Updated: Nov 14, 2020
The following review contains spoilers for the movie Tenet (2020)
A confusing plot or bewildering concept should not be a deterrent for film lovers. The need to decipher a film’s deeper meaning after a viewing is an attractive quality that creates opportunity for revisitation. One might look to David Lynch's Mulholland Drive (which happens to be my favourite movie), as being both baffling in its narrative and universally praised by critics. What differentiates Lynch from Christopher Nolan (among many things) is that notoriously, Lynch refuses to explain or clarify his films, both in interviews or within the films themselves. Though fans have surely pined for Lynch to explain the significance of the eyebrow-less cowboy or Club Silencio, the lack of explanation elevates the mystery and invites viewers to come back for more. The film is now something we can discuss for hours on end without a definitive answer.
In his latest film, Tenet, Christopher Nolan should have subscribed to his own command declared early in the film: ”Don't try to understand it. Feel it”. Instead the film tries on several occasions to explain the time-bending goings-on, and fails, leaving audiences both bewildered and unsatisfied. Also converse to Lynch, who never rejects aesthetics, character development, or acting performances for the sake of confusing his audience, Tenet’s scientific concepts, which for simplicity I will refer to as “inversion”, are so prominently featured that other essential components that make a film great (such as the ones listed above) are neglected, thus resulting in a film that is at once perplexing and uninteresting.
We see that Tenet will make no effort at being aesthetically pleasing or unique in its first scene, which takes place in a run-of-the mill opera house and its many cinderblock-lined hallways. The rest of the film’s sets will remains similarly uninspired and obtrusively industrial. As the film’s plot explanations fly over our heads, there is nothing particularly visually interesting to keep us intrigued. I turn to the words of Youtube film critic Patrick H. Willems, who summarized the unfortunate consequence of big-budget filmmaking in reference to the Marvel Cinematic Universe as “ugly” and “[looking] like an empty parking lot”.
While the film’s action set pieces are technically well choreographed, they are almost entirely devoid of impact due to lengthy explanations that precede them. For example, in one of the film’s many Bond-esque scenes, “The Protagonist”, played by John David Washington, hatches a plot with his partner “Neil”, played by Robert Pattinson, to crash a plane into a high-security hangar. This moment should be impressive and spectacular, but is instead disappointing as we are told what will happen in excruciating detail only minutes before. Rather than a scene of shock and amazement, a jumbo-jet crashing into a building is about as exciting as a fender-bender.

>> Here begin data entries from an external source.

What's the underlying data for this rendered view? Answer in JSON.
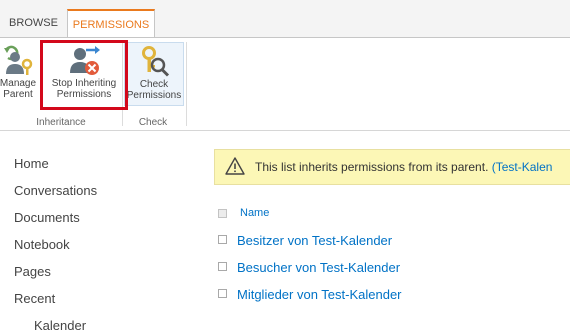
{
  "ribbon": {
    "tabs": [
      {
        "label": "BROWSE",
        "active": false
      },
      {
        "label": "PERMISSIONS",
        "active": true
      }
    ],
    "accent_color": "#ea7a1e",
    "groups": [
      {
        "label": "Inheritance",
        "buttons": [
          {
            "label_line1": "Manage",
            "label_line2": "Parent",
            "icon": "manage-parent-icon"
          },
          {
            "label_line1": "Stop Inheriting",
            "label_line2": "Permissions",
            "icon": "stop-inheriting-icon",
            "highlighted": true
          }
        ]
      },
      {
        "label": "Check",
        "buttons": [
          {
            "label_line1": "Check",
            "label_line2": "Permissions",
            "icon": "check-permissions-icon"
          }
        ]
      }
    ],
    "highlight_color": "#d3081b"
  },
  "nav": {
    "items": [
      "Home",
      "Conversations",
      "Documents",
      "Notebook",
      "Pages",
      "Recent"
    ],
    "sub_items": [
      "Kalender"
    ]
  },
  "banner": {
    "message": "This list inherits permissions from its parent.",
    "link_text": "(Test-Kalen",
    "icon": "warning-icon"
  },
  "list": {
    "column_header": "Name",
    "rows": [
      "Besitzer von Test-Kalender",
      "Besucher von Test-Kalender",
      "Mitglieder von Test-Kalender"
    ]
  }
}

Nolan has been frequently criticized for his inability or unwillingness to write dynamic female characters. His films tend to cater to an undeniably masculine sensibility, and Tenet is no exception. Elizabeth Debicki as “Kat” is undeniably striking. At almost 6’3” I was delighted to see her grace the screen in four-inch stilettos, unapologetically towering over her male costars. I hesitate to bring up Debicki’s physical appearance before discussing her performance, but like many of the film’s characters there is not much to discuss. Our first sight of her signs her character’s death certificate: she is picking up her son from school. Like so many weakly drawn female characters in male-led films, her character’s sole motivation is her child. Kat almost seems to be living in an entirely different film. A moment in which the camera slowly closes in on Debicki’s single-tear strewn cheek as violins play over her explaining that she only remains in her unhappy marriage so she can maintain custody of her son produced a laugh from me. What was this half-baked melodrama doing in an action thriller? The relationship between Kat and Kenneth Branagh’s “Andre” is exhausting as the actors have almost no emotional chemistry. While the thirty-year age difference is a major factor in their relationships unbelievability, it doesn’t help that much of their shared screen time consists of Andre berating, punching, kicking, and shooting Kat. Debicki is essentially thrown on the screen to be a walking cinematic stereotype: motivated by her motherhood, beaten, and then saved by The Protagonist.
I have little to say about Andre. Branagh’s moustache-twisting caricature of a Russian madman falls into the film’s omnipresent trap of over-explanation while still remaining as confusing as ever. I could not tell you why Andre wants to see the world end or how he convinced an army of goons to go along with his evil plan. He appears to mention climate change as a motivating factor, but this explanation is so abrupt and quickly tossed aside that audiences may wonder if they imagined it.
Tenet is so concerned with its primary concept, that of inverted time manipulation, that it forgets to sustain its other cinematic aspects. It has no discernible style, lacks interesting characters, has a script full of empty clichés, all while focusing on a scientific concept that to the average movie goer makes no discernible sense. As previously stated, a complicated synopsis should not lessen a film, but as Tenet has no other cinematic legs to stand on, there is nothing to feel.